> **Task to carry out**: The full listing, reproduced exactly, is what the response must contain.

> **Record set**:

/---

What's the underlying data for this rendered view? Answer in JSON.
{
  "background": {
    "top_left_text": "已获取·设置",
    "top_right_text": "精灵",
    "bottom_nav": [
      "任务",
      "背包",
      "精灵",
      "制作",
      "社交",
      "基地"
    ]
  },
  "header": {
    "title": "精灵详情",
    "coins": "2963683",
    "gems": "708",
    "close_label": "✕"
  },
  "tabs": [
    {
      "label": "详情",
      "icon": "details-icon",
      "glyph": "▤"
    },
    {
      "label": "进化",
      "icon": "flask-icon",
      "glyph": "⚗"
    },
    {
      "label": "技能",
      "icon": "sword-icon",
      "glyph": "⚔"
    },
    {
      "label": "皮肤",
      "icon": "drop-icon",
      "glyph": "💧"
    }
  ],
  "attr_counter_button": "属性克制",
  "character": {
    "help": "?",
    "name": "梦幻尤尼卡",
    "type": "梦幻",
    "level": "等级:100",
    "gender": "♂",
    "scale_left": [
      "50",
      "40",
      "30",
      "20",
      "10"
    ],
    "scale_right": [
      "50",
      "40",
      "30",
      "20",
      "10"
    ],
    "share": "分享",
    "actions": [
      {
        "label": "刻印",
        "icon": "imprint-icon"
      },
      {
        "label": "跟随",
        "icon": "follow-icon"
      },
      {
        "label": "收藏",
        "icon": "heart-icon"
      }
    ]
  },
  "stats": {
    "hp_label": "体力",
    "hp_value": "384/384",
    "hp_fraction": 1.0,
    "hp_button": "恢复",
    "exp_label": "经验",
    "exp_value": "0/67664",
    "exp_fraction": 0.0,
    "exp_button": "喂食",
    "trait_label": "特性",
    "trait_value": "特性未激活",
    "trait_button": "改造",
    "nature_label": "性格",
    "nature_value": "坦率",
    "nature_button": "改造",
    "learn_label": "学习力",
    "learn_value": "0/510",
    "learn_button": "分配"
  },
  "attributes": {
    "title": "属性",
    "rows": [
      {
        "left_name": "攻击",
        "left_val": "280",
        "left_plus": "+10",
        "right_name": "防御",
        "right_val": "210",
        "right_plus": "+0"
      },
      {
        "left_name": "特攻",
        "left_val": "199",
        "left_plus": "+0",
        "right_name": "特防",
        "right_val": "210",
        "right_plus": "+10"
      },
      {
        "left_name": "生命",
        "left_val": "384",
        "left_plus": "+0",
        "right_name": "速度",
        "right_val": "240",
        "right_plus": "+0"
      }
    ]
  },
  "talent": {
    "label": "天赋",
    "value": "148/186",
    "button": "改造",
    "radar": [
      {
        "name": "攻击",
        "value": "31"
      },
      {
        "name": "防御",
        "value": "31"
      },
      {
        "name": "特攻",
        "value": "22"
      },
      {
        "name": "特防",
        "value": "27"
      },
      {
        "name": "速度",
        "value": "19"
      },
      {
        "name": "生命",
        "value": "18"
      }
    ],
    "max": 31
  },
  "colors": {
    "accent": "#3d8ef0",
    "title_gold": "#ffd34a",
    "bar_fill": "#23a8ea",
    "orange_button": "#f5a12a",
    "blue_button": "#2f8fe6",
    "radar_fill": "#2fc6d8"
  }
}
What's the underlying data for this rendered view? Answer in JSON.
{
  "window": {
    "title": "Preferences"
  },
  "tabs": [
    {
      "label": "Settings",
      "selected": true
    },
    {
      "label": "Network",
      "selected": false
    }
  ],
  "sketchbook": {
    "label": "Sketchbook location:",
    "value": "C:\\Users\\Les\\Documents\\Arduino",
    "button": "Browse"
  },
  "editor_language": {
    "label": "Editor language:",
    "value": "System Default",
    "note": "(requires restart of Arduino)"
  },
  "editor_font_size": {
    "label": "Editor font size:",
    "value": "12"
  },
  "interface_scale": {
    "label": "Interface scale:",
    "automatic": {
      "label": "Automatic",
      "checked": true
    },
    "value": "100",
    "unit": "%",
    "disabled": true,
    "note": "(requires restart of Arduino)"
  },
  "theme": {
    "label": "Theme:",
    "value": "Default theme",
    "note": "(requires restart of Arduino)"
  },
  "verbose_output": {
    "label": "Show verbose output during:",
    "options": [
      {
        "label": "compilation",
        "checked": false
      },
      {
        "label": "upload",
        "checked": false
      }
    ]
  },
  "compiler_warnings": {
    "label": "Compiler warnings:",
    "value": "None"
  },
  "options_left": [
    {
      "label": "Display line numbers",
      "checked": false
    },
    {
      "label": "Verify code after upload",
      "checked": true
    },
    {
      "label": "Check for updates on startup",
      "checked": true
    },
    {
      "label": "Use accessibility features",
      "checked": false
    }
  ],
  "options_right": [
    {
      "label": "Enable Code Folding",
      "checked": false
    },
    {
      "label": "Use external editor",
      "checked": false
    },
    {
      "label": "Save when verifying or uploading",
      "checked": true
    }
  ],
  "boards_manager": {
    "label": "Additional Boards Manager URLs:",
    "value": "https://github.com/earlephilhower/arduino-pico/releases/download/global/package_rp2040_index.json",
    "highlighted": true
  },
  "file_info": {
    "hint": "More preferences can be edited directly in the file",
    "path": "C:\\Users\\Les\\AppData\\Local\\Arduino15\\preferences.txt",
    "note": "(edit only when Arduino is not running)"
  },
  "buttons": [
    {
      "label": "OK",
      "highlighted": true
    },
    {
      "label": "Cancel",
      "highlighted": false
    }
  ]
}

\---

> **Answer to this exercise**:
What's the underlying data for this rendered view? Answer in JSON.
{
  "background": {
    "top_left_text": "已获取·设置",
    "top_right_text": "精灵",
    "bottom_nav": [
      "任务",
      "背包",
      "精灵",
      "制作",
      "社交",
      "基地"
    ]
  },
  "header": {
    "title": "精灵详情",
    "coins": "2963683",
    "gems": "708",
    "close_label": "✕"
  },
  "tabs": [
    {
      "label": "详情",
      "icon": "details-icon",
      "glyph": "▤"
    },
    {
      "label": "进化",
      "icon": "flask-icon",
      "glyph": "⚗"
    },
    {
      "label": "技能",
      "icon": "sword-icon",
      "glyph": "⚔"
    },
    {
      "label": "皮肤",
      "icon": "drop-icon",
      "glyph": "💧"
    }
  ],
  "attr_counter_button": "属性克制",
  "character": {
    "help": "?",
    "name": "梦幻尤尼卡",
    "type": "梦幻",
    "level": "等级:100",
    "gender": "♂",
    "scale_left": [
      "50",
      "40",
      "30",
      "20",
      "10"
    ],
    "scale_right": [
      "50",
      "40",
      "30",
      "20",
      "10"
    ],
    "share": "分享",
    "actions": [
      {
        "label": "刻印",
        "icon": "imprint-icon"
      },
      {
        "label": "跟随",
        "icon": "follow-icon"
      },
      {
        "label": "收藏",
        "icon": "heart-icon"
      }
    ]
  },
  "stats": {
    "hp_label": "体力",
    "hp_value": "384/384",
    "hp_fraction": 1.0,
    "hp_button": "恢复",
    "exp_label": "经验",
    "exp_value": "0/67664",
    "exp_fraction": 0.0,
    "exp_button": "喂食",
    "trait_label": "特性",
    "trait_value": "特性未激活",
    "trait_button": "改造",
    "nature_label": "性格",
    "nature_value": "坦率",
    "nature_button": "改造",
    "learn_label": "学习力",
    "learn_value": "0/510",
    "learn_button": "分配"
  },
  "attributes": {
    "title": "属性",
    "rows": [
      {
        "left_name": "攻击",
        "left_val": "280",
        "left_plus": "+10",
        "right_name": "防御",
        "right_val": "210",
        "right_plus": "+0"
      },
      {
        "left_name": "特攻",
        "left_val": "199",
        "left_plus": "+0",
        "right_name": "特防",
        "right_val": "210",
        "right_plus": "+10"
      },
      {
        "left_name": "生命",
        "left_val": "384",
        "left_plus": "+0",
        "right_name": "速度",
        "right_val": "240",
        "right_plus": "+0"
      }
    ]
  },
  "talent": {
    "label": "天赋",
    "value": "148/186",
    "button": "改造",
    "radar": [
      {
        "name": "攻击",
        "value": "31"
      },
      {
        "name": "防御",
        "value": "31"
      },
      {
        "name": "特攻",
        "value": "22"
      },
      {
        "name": "特防",
        "value": "27"
      },
      {
        "name": "速度",
        "value": "19"
      },
      {
        "name": "生命",
        "value": "18"
      }
    ],
    "max": 31
  },
  "colors": {
    "accent": "#3d8ef0",
    "title_gold": "#ffd34a",
    "bar_fill": "#23a8ea",
    "orange_button": "#f5a12a",
    "blue_button": "#2f8fe6",
    "radar_fill": "#2fc6d8"
  }
}
What's the underlying data for this rendered view? Answer in JSON.
{
  "window": {
    "title": "Preferences"
  },
  "tabs": [
    {
      "label": "Settings",
      "selected": true
    },
    {
      "label": "Network",
      "selected": false
    }
  ],
  "sketchbook": {
    "label": "Sketchbook location:",
    "value": "C:\\Users\\Les\\Documents\\Arduino",
    "button": "Browse"
  },
  "editor_language": {
    "label": "Editor language:",
    "value": "System Default",
    "note": "(requires restart of Arduino)"
  },
  "editor_font_size": {
    "label": "Editor font size:",
    "value": "12"
  },
  "interface_scale": {
    "label": "Interface scale:",
    "automatic": {
      "label": "Automatic",
      "checked": true
    },
    "value": "100",
    "unit": "%",
    "disabled": true,
    "note": "(requires restart of Arduino)"
  },
  "theme": {
    "label": "Theme:",
    "value": "Default theme",
    "note": "(requires restart of Arduino)"
  },
  "verbose_output": {
    "label": "Show verbose output during:",
    "options": [
      {
        "label": "compilation",
        "checked": false
      },
      {
        "label": "upload",
        "checked": false
      }
    ]
  },
  "compiler_warnings": {
    "label": "Compiler warnings:",
    "value": "None"
  },
  "options_left": [
    {
      "label": "Display line numbers",
      "checked": false
    },
    {
      "label": "Verify code after upload",
      "checked": true
    },
    {
      "label": "Check for updates on startup",
      "checked": true
    },
    {
      "label": "Use accessibility features",
      "checked": false
    }
  ],
  "options_right": [
    {
      "label": "Enable Code Folding",
      "checked": false
    },
    {
      "label": "Use external editor",
      "checked": false
    },
    {
      "label": "Save when verifying or uploading",
      "checked": true
    }
  ],
  "boards_manager": {
    "label": "Additional Boards Manager URLs:",
    "value": "https://github.com/earlephilhower/arduino-pico/releases/download/global/package_rp2040_index.json",
    "highlighted": true
  },
  "file_info": {
    "hint": "More preferences can be edited directly in the file",
    "path": "C:\\Users\\Les\\AppData\\Local\\Arduino15\\preferences.txt",
    "note": "(edit only when Arduino is not running)"
  },
  "buttons": [
    {
      "label": "OK",
      "highlighted": true
    },
    {
      "label": "Cancel",
      "highlighted": false
    }
  ]
}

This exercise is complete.